My friend and research colleague Todd Fernandez writes: I know the ODF (Open Document Format) is generally the preferred format from an open documents standpoint. My question is whether you [and other Free/Libre groups] would consider .txt files in Unicode and .csv (comma-separated value) data files considered equivalently open?
First of all, I can’t answer for FSF or other groups — so what you’re getting is the Mel answer to “are .txt and .csv files open?” This email reply is getting so long that I’ll turn it into a blog post.
The Mel answer is “yes.” I consider .txt files in Unicode and .csv to be “open.” In fact, I personally prefer to use them over ODF, which I’m rarely able to open with the software pre-installed on most computers I encounter.
In the paragraphs that follow, I’ll get into more detail behind my reasoning. To define “open” and “free,” I’ll loosely use the Open Source Definition (OSD) and the Free Software Definition, noting that these were created for software and need to be adapted for a discussion on file formats.
In discussing these file formats, I’ll cover .txt first, since .csv builds on top of .txt. The file extension”.txt” can mean a lot of things, and each of those things has different levels of open-ness (from a more legal-ish open standards standpoint, see definitions above) and accessibility (from a “how many people are able to read/write them on their computers with their current software” standpoint). I personally care about both.
ASCII and ANSI
You asked specifically about Unicode, but “.txt” can also mean ASCII, which is/was an American-developed standard for text information. I’ll start here, since ASCII was where Unicode began (in fact, ASCII’s 128 characters are Unicode’s first 128 characters).
ANSI X3.4-1968 is the document describing this encoding. It is a standard that’s widely used and published, lots of programs can access it, and you can use it in your programs without too much effort and without licensing costs (as far as I can tell; I can’t easily find the exact legal status). Basically, if I translate the Open Source Definition from software to file formats, I can’t find evidence that ANSI X3.4-1968 itself contradicts any of its criteria. I know this is different than proving that it absolutely meets all these criteria, but this is good enough for me.
As an interesting side note: ASCII is an ANSI standard (American National Standards Institute, hence the ANSI- prefix on its standards document). ANSI’s definition of “open” is about “do stakeholders have access to the consensus decisionmaking process that forms the standards?” and “are licensing fees and getting permission to use the standard at a reasonable and not overly burdensome level?” rather than “are there no licensing fees and permissions needed at all?” The latter corresponds to part of the 4 requrements for “freedom” according to the FSF, so it’s possible for something to be “open” according to ANSI but not “free” according to the FSF.

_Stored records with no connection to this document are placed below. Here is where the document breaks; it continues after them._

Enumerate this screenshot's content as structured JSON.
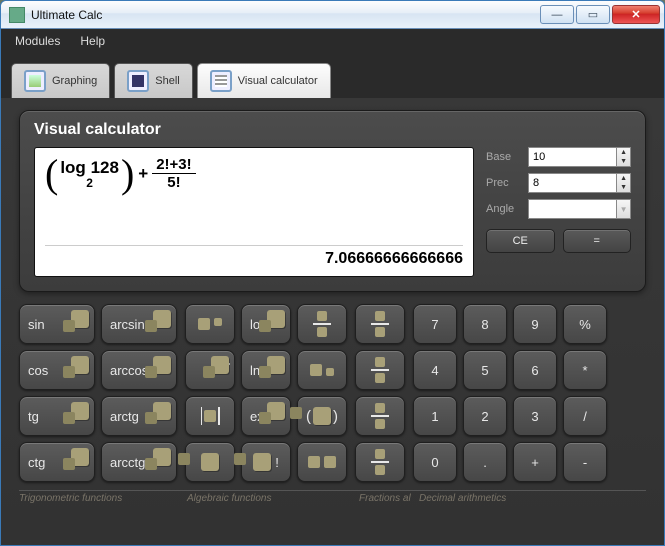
{
  "app": {
    "title": "Ultimate Calc"
  },
  "menu": {
    "modules": "Modules",
    "help": "Help"
  },
  "tabs": {
    "graphing": "Graphing",
    "shell": "Shell",
    "visual": "Visual calculator"
  },
  "panel": {
    "title": "Visual calculator",
    "expr": {
      "log_label": "log",
      "log_arg": "128",
      "log_base": "2",
      "plus": "+",
      "frac_num": "2!+3!",
      "frac_den": "5!"
    },
    "result": "7.06666666666666"
  },
  "settings": {
    "base_label": "Base",
    "base_value": "10",
    "prec_label": "Prec",
    "prec_value": "8",
    "angle_label": "Angle",
    "angle_value": "",
    "ce": "CE",
    "eq": "="
  },
  "keys": {
    "sin": "sin",
    "arcsin": "arcsin",
    "cos": "cos",
    "arccos": "arccos",
    "tg": "tg",
    "arctg": "arctg",
    "ctg": "ctg",
    "arcctg": "arcctg",
    "log": "log",
    "ln": "ln",
    "exp": "exp",
    "fact": "!",
    "n7": "7",
    "n8": "8",
    "n9": "9",
    "pct": "%",
    "n4": "4",
    "n5": "5",
    "n6": "6",
    "mul": "*",
    "n1": "1",
    "n2": "2",
    "n3": "3",
    "div": "/",
    "n0": "0",
    "dot": ".",
    "plus": "+",
    "minus": "-"
  },
  "footer": {
    "trig": "Trigonometric functions",
    "alg": "Algebraic functions",
    "frac": "Fractions al",
    "num": "Decimal arithmetics"
  }
}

It would be interesting to go through and do a more rigorous look on whether ASCII’s legal/licensing criteria meets the Four Freedoms. I’m not a lawyer, but I’d be interested in what a lawyer would say.
“.txt” can also mean UTF, or Unicode Transformation Format; this is what your email asked about. The “A” in ASCII stands for “American,” and “American” in this case meant “monolingual,” meaning that if you wanted to type something outside ASCII’s 128-character, heavily-biased-towards-American-English set, you were flat out of luck. Unicode took the first 128 characters of ASCII, then… kept on going. Unicode is a more internationally-savvy superset of and successor to ASCII.
UTF-8 and UTF-16 are two Unicode variants in common use. The numbers refer to the number of bits per character, which you can think of as “UTF-16 has more letters in its gigantic international meta-alphabet than UTF-8.” UTF standards are developed by the Unicode Consortium, which I keep mistakenly typing as the “Unicorn Consortium” (which would be kinda awesome).
Unicode’s copyright permissions language seem very, very similar to the 4 requirements of the FSF for freedom. Since ASCII is a subset of Unicode, this makes me even more comfortable saying that ASCII is also “open.” However, I am not a lawyer, nor am I using “open” in a legally rigorous sense here — remember, I am a non-legally-trained engineer going “yeah, I don’t see anything that contradicts the definitions made for Open and Free software, if we were to translate it to file-formats-land.”
CSV is a format that’s layered atop plaintext (ASCII, UTF, whatever). In other words, you use plaintext to write a CSV document. CSV itself is not formally specified, which means it’s a free-for-all, and… you can use it for whatever, because you’re pretty much making it up. It’s just that you’re just making it up in the same way lots of other people have made it up.
Then again, “official standards” are just a group of people who have made things up and have agreed to stamp the label of “official” on their work; it’s still a social construct that depends on how many other people agree with them. (I can make something an “official” standard according to Mel, but if nobody else agrees with me, my standard is useless.)
Anyway, I’m not sure if that qualifies CSV as “open,” but it’s certainly not “closed.” To me, CSV is just as open as whatever underlying plaintext (.txt) format it’s using. But again, I’m not a lawyer, don’t work for the FSF, etc. This is just one hacker’s opinion, and I’d love to hear what others think.